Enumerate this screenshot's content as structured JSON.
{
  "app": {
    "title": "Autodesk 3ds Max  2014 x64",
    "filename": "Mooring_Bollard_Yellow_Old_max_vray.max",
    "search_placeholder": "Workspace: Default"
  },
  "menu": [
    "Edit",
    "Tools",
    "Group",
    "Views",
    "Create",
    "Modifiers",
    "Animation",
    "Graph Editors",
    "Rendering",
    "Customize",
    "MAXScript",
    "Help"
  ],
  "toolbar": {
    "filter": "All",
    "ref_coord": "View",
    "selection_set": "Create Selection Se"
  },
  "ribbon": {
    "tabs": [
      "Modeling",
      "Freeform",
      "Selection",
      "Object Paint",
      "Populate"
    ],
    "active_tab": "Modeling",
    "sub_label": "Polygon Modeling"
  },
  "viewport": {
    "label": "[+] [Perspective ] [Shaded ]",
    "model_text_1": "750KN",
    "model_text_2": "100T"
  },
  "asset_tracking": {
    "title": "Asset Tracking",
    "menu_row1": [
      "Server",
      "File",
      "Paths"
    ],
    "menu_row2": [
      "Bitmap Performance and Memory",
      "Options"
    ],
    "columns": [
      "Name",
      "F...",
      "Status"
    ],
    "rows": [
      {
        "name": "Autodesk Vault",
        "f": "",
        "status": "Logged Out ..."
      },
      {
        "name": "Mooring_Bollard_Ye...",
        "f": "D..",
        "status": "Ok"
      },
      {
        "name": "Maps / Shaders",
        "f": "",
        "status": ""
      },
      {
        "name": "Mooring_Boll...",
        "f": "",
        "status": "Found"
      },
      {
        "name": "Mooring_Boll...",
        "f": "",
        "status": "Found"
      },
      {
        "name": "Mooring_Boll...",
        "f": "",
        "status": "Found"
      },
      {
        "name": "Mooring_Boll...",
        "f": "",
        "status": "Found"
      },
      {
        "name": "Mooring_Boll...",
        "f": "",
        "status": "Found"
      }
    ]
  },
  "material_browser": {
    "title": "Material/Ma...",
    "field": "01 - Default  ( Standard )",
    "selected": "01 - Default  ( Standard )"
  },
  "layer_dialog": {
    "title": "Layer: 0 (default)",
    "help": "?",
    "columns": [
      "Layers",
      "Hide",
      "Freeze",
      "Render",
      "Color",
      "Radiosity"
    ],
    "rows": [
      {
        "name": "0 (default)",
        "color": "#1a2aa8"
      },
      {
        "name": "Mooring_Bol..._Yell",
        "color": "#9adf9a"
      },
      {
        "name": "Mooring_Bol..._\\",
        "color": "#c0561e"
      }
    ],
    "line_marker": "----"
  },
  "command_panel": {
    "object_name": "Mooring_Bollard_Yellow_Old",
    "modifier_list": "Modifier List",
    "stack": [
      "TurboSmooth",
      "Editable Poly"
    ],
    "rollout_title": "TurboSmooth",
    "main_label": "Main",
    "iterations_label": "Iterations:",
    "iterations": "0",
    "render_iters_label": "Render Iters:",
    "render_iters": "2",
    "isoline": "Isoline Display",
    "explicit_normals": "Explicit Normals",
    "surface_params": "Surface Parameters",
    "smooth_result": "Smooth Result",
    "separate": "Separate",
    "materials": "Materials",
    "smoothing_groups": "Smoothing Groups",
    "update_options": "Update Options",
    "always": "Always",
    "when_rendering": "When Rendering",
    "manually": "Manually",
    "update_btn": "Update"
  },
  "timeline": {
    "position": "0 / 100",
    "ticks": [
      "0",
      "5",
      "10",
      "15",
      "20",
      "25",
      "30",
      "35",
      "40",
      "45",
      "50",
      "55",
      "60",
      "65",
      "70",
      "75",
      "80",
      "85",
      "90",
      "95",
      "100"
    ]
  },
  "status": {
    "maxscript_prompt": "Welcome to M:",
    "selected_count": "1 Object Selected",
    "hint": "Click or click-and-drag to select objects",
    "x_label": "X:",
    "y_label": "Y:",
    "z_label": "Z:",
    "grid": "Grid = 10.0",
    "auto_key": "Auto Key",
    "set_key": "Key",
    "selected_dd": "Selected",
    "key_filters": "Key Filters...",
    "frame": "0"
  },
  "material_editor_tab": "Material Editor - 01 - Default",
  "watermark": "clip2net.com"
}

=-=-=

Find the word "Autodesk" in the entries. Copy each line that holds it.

    "title": "Autodesk 3ds Max  2014 x64",
        "name": "Autodesk Vault",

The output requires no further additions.